## REQUIREMENT
Give the entries again exactly, every one of them.
'''
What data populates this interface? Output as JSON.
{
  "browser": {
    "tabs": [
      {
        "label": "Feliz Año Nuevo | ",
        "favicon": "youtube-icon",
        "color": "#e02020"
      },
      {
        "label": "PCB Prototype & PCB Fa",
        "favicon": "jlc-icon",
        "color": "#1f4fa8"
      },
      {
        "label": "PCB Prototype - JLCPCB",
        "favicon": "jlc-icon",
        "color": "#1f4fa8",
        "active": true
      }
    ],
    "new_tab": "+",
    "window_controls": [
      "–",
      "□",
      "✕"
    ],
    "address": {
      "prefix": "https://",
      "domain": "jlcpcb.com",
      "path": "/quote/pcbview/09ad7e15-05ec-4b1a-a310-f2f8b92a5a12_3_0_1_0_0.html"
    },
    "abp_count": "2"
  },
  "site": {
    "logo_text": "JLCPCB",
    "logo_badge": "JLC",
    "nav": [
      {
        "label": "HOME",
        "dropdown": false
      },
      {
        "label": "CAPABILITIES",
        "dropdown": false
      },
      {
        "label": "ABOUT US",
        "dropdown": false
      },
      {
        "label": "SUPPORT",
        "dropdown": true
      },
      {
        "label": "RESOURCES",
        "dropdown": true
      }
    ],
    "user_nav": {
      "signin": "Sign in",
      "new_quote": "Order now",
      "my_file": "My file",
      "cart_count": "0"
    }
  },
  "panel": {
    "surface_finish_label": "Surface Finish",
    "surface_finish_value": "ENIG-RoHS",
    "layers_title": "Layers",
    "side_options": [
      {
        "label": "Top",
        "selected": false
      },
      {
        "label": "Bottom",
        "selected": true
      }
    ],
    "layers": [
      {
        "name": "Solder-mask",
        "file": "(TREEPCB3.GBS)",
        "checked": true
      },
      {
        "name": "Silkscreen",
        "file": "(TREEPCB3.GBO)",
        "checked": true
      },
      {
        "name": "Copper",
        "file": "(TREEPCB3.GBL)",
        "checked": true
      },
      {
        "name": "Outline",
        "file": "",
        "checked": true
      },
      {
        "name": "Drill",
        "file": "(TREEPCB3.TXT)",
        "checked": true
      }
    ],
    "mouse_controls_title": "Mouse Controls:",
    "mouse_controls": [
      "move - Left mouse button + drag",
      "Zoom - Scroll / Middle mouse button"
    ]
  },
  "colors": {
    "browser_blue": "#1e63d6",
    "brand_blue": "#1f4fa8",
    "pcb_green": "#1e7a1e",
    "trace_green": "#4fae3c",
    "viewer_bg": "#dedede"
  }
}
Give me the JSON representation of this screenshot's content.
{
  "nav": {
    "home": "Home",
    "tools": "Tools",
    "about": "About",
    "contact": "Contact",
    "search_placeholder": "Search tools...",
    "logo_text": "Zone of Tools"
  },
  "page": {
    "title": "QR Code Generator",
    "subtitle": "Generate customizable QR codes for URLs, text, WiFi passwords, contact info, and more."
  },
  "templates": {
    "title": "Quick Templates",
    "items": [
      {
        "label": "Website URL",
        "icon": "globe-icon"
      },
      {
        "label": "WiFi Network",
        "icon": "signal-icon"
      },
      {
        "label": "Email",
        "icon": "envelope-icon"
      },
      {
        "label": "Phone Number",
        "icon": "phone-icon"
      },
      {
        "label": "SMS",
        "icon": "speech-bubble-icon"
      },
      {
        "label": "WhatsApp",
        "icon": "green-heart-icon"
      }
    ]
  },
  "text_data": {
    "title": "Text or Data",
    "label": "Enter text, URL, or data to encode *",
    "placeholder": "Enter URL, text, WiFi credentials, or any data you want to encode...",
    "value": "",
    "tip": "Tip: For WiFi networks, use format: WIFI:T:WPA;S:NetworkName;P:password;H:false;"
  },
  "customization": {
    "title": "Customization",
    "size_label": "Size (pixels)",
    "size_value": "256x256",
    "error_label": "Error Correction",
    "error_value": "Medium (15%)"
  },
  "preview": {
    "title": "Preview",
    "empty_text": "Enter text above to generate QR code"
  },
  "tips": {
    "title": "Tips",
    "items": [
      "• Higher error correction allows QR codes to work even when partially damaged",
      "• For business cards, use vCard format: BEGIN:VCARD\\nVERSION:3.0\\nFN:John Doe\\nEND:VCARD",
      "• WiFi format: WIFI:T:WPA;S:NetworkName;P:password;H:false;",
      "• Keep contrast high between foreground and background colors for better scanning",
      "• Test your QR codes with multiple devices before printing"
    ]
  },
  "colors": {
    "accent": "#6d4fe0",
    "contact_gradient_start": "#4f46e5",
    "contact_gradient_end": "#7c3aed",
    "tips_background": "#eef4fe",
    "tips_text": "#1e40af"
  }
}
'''
## TASK ANSWER
What data populates this interface? Output as JSON.
{
  "browser": {
    "tabs": [
      {
        "label": "Feliz Año Nuevo | ",
        "favicon": "youtube-icon",
        "color": "#e02020"
      },
      {
        "label": "PCB Prototype & PCB Fa",
        "favicon": "jlc-icon",
        "color": "#1f4fa8"
      },
      {
        "label": "PCB Prototype - JLCPCB",
        "favicon": "jlc-icon",
        "color": "#1f4fa8",
        "active": true
      }
    ],
    "new_tab": "+",
    "window_controls": [
      "–",
      "□",
      "✕"
    ],
    "address": {
      "prefix": "https://",
      "domain": "jlcpcb.com",
      "path": "/quote/pcbview/09ad7e15-05ec-4b1a-a310-f2f8b92a5a12_3_0_1_0_0.html"
    },
    "abp_count": "2"
  },
  "site": {
    "logo_text": "JLCPCB",
    "logo_badge": "JLC",
    "nav": [
      {
        "label": "HOME",
        "dropdown": false
      },
      {
        "label": "CAPABILITIES",
        "dropdown": false
      },
      {
        "label": "ABOUT US",
        "dropdown": false
      },
      {
        "label": "SUPPORT",
        "dropdown": true
      },
      {
        "label": "RESOURCES",
        "dropdown": true
      }
    ],
    "user_nav": {
      "signin": "Sign in",
      "new_quote": "Order now",
      "my_file": "My file",
      "cart_count": "0"
    }
  },
  "panel": {
    "surface_finish_label": "Surface Finish",
    "surface_finish_value": "ENIG-RoHS",
    "layers_title": "Layers",
    "side_options": [
      {
        "label": "Top",
        "selected": false
      },
      {
        "label": "Bottom",
        "selected": true
      }
    ],
    "layers": [
      {
        "name": "Solder-mask",
        "file": "(TREEPCB3.GBS)",
        "checked": true
      },
      {
        "name": "Silkscreen",
        "file": "(TREEPCB3.GBO)",
        "checked": true
      },
      {
        "name": "Copper",
        "file": "(TREEPCB3.GBL)",
        "checked": true
      },
      {
        "name": "Outline",
        "file": "",
        "checked": true
      },
      {
        "name": "Drill",
        "file": "(TREEPCB3.TXT)",
        "checked": true
      }
    ],
    "mouse_controls_title": "Mouse Controls:",
    "mouse_controls": [
      "move - Left mouse button + drag",
      "Zoom - Scroll / Middle mouse button"
    ]
  },
  "colors": {
    "browser_blue": "#1e63d6",
    "brand_blue": "#1f4fa8",
    "pcb_green": "#1e7a1e",
    "trace_green": "#4fae3c",
    "viewer_bg": "#dedede"
  }
}
Give me the JSON representation of this screenshot's content.
{
  "nav": {
    "home": "Home",
    "tools": "Tools",
    "about": "About",
    "contact": "Contact",
    "search_placeholder": "Search tools...",
    "logo_text": "Zone of Tools"
  },
  "page": {
    "title": "QR Code Generator",
    "subtitle": "Generate customizable QR codes for URLs, text, WiFi passwords, contact info, and more."
  },
  "templates": {
    "title": "Quick Templates",
    "items": [
      {
        "label": "Website URL",
        "icon": "globe-icon"
      },
      {
        "label": "WiFi Network",
        "icon": "signal-icon"
      },
      {
        "label": "Email",
        "icon": "envelope-icon"
      },
      {
        "label": "Phone Number",
        "icon": "phone-icon"
      },
      {
        "label": "SMS",
        "icon": "speech-bubble-icon"
      },
      {
        "label": "WhatsApp",
        "icon": "green-heart-icon"
      }
    ]
  },
  "text_data": {
    "title": "Text or Data",
    "label": "Enter text, URL, or data to encode *",
    "placeholder": "Enter URL, text, WiFi credentials, or any data you want to encode...",
    "value": "",
    "tip": "Tip: For WiFi networks, use format: WIFI:T:WPA;S:NetworkName;P:password;H:false;"
  },
  "customization": {
    "title": "Customization",
    "size_label": "Size (pixels)",
    "size_value": "256x256",
    "error_label": "Error Correction",
    "error_value": "Medium (15%)"
  },
  "preview": {
    "title": "Preview",
    "empty_text": "Enter text above to generate QR code"
  },
  "tips": {
    "title": "Tips",
    "items": [
      "• Higher error correction allows QR codes to work even when partially damaged",
      "• For business cards, use vCard format: BEGIN:VCARD\\nVERSION:3.0\\nFN:John Doe\\nEND:VCARD",
      "• WiFi format: WIFI:T:WPA;S:NetworkName;P:password;H:false;",
      "• Keep contrast high between foreground and background colors for better scanning",
      "• Test your QR codes with multiple devices before printing"
    ]
  },
  "colors": {
    "accent": "#6d4fe0",
    "contact_gradient_start": "#4f46e5",
    "contact_gradient_end": "#7c3aed",
    "tips_background": "#eef4fe",
    "tips_text": "#1e40af"
  }
}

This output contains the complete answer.